> **Task details**: Report each line of the entries below that includes "selected".

> **Records for the task**:

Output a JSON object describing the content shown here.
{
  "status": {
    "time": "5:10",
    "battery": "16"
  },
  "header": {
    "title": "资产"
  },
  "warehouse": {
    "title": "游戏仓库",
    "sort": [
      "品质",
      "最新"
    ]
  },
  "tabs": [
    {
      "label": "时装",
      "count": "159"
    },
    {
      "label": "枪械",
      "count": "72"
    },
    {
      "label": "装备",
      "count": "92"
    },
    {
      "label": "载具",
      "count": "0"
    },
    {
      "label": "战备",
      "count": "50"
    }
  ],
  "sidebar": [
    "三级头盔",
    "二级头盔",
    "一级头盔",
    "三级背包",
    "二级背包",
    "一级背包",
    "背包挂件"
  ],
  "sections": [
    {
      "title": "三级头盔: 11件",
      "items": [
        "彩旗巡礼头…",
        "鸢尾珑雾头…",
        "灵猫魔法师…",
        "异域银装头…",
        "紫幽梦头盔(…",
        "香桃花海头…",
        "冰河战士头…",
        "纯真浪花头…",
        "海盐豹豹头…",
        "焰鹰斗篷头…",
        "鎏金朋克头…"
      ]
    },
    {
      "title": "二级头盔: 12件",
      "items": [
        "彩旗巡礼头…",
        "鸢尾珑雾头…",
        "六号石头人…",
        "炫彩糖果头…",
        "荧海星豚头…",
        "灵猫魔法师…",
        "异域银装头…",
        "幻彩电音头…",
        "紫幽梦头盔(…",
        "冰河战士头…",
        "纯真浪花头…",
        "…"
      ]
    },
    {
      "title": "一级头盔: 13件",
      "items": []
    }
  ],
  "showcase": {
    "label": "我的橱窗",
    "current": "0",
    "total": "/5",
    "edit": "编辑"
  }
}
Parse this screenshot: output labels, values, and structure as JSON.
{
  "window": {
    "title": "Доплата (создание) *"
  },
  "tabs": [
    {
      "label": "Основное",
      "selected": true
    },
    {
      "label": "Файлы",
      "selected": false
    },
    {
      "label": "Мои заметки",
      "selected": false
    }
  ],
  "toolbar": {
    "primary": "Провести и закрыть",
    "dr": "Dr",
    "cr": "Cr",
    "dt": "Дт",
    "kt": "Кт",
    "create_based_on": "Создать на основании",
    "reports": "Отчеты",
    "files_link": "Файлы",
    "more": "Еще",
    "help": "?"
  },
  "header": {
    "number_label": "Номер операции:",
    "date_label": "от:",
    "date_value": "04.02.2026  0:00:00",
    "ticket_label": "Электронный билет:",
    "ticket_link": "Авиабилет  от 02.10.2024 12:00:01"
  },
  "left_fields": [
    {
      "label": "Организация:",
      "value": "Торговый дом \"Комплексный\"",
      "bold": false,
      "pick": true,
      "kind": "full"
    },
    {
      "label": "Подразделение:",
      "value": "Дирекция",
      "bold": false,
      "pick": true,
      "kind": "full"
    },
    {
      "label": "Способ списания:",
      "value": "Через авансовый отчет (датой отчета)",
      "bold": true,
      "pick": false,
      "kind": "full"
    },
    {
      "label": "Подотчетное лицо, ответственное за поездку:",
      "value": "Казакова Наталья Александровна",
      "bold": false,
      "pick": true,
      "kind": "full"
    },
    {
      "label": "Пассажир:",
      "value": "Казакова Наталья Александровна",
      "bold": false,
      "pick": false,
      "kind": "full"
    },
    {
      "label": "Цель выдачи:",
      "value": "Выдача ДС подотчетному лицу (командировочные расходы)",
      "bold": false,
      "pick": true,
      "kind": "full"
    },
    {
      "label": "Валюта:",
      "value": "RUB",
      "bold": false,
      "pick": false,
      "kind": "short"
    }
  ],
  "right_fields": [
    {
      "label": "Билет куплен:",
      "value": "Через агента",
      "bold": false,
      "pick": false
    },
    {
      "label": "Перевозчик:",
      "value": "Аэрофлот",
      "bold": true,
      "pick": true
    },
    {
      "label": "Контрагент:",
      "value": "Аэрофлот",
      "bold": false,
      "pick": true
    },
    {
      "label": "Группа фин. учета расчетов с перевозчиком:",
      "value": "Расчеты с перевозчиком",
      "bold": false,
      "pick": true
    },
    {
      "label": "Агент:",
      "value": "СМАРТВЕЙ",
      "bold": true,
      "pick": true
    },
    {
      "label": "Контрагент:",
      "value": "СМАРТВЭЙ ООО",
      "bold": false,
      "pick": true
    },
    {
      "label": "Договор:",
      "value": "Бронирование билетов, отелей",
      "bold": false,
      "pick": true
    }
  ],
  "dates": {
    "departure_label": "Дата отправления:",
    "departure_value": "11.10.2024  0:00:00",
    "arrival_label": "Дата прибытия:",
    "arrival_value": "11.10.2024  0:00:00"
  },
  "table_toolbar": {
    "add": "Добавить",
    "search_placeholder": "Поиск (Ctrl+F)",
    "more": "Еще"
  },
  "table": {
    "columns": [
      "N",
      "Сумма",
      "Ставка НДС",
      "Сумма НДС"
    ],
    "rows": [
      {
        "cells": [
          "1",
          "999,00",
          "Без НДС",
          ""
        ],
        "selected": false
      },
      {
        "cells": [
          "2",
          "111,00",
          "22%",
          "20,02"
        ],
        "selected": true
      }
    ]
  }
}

> **Response**:
      "selected": true
      "selected": false
      "selected": false
        "selected": false
        "selected": true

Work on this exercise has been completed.